Checkpoint blockade drugs have recently achieved remarkable success in treating late stage melanoma, non-small cell lung carcinomas and renal cell carcinomas. This breakthrough stimulated more than two hundred clinical trials involving anti-CTLA4 or anti-PD-1/PD-L1 drugs over 20 human cancers worldwide in the past few years. Although many patients have shown promising results in Phase I/II trials, a substantial fraction failed to respond. Efforts have been made to elucidate the functions of selected immune cells and provide prognostic predictors. However, the clinical impact of other immune cells in many cancers remains poorly understood. We integrated high-throughput molecular profiles combined with clinical data to systematically model six immune components in the tumor microenvironment in over 10,000 samples across 23 cancer types. We showed that lymphocyte infiltration generally associates with better outcome, while tumor associated myelocytes are negative prognostic predictors. We identified diverse associations between tumor-infiltrating immune cells and patient clinical features, including patient survival, disease recurrence, clinical stage, age, gender and viral infection status. We found immune cell infiltration to be correlated with somatic mutation load and microsatellite instability (MSI) status, suggesting the mechanism of immunosurveillance. We observed correlation between cancer/testis antigen MAGEA3 expression with CD8 T-cell infiltration in melanoma but not in non-small cell lung carcinomas (NSCLC), and implicated CTAGE1 and CALR3 as alternative candidates for cancer vaccines in NSCLC. Furthermore, we found PD-1 and CTLA4 expression to be associated with CD8 T-cell level in most cancers with exceptions in glioblastoma and ovarian cancer, suggesting cancer-specific usage of checkpoint blockade drugs. Our study indicates that systematic analysis of tumor immunity has the potential to inform effective cancer vaccines and checkpoint blockade therapies.

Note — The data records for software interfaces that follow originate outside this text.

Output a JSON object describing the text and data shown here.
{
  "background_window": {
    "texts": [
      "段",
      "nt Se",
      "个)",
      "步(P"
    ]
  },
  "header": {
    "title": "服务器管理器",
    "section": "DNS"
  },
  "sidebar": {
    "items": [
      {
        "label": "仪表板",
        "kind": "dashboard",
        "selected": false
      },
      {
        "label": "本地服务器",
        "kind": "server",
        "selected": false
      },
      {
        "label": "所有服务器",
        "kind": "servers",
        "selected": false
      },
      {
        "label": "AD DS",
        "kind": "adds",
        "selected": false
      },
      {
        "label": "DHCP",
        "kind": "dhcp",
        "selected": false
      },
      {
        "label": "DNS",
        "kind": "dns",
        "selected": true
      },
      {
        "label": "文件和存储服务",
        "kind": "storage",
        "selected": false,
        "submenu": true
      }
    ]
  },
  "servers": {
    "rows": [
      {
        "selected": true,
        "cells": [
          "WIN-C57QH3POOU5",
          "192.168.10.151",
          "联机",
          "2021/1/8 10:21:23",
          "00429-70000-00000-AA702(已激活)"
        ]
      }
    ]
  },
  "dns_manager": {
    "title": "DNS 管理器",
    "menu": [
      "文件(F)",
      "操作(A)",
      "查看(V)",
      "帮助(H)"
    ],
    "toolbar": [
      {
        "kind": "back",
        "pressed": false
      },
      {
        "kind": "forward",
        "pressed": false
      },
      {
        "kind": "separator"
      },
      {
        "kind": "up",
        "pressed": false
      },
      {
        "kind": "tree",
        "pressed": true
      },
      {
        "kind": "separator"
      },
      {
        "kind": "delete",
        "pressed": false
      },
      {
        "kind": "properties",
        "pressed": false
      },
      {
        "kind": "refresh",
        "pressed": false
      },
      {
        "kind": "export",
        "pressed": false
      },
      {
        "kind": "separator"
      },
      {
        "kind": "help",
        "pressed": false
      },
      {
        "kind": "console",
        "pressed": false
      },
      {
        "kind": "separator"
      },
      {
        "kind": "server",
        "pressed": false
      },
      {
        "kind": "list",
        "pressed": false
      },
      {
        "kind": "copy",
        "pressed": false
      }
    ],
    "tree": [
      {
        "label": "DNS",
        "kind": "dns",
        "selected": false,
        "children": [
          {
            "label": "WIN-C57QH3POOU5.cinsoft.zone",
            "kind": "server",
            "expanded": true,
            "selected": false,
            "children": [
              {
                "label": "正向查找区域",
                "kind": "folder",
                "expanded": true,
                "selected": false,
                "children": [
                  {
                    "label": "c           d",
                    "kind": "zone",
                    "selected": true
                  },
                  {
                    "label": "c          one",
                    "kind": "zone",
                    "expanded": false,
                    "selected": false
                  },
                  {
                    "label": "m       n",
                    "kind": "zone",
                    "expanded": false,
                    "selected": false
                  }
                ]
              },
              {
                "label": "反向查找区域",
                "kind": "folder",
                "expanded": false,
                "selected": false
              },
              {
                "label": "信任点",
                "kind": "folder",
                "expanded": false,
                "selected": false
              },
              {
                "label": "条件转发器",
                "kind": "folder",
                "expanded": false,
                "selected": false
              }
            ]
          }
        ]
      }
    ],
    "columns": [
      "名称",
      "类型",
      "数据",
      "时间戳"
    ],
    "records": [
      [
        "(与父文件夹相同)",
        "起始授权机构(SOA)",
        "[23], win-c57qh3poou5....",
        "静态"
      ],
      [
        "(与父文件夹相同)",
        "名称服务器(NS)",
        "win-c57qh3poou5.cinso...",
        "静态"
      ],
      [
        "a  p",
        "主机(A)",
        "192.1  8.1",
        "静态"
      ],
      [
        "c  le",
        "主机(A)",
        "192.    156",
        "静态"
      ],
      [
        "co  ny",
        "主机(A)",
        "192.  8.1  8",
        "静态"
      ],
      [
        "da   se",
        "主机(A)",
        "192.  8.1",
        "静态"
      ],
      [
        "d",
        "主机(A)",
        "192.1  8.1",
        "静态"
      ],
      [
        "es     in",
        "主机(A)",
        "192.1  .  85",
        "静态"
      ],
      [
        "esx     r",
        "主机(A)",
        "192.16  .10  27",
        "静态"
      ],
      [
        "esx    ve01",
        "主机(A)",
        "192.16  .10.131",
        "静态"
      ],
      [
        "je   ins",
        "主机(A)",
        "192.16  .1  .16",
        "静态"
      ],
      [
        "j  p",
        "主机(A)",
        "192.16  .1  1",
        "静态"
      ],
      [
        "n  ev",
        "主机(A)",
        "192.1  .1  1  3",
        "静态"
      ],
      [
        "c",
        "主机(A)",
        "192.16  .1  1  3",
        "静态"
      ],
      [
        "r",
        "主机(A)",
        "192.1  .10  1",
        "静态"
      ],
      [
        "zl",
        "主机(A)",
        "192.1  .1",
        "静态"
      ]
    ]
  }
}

Citation Format: Bo Li, Jun Liu, X. Shirley Liu. Comprehensive analyses of tumor immunity with implications to cancer immunotherapies. [abstract]. In: Proceedings of the CRI-CIMT-EATI-AACR Inaugural International Cancer Immunotherapy Conference: Translating Science into Survival; September 16-19, 2015; New York, NY. Philadelphia (PA): AACR; Cancer Immunol Res 2016;4(1 Suppl):Abstract nr B162.
- ©2016 American Association for Cancer Research.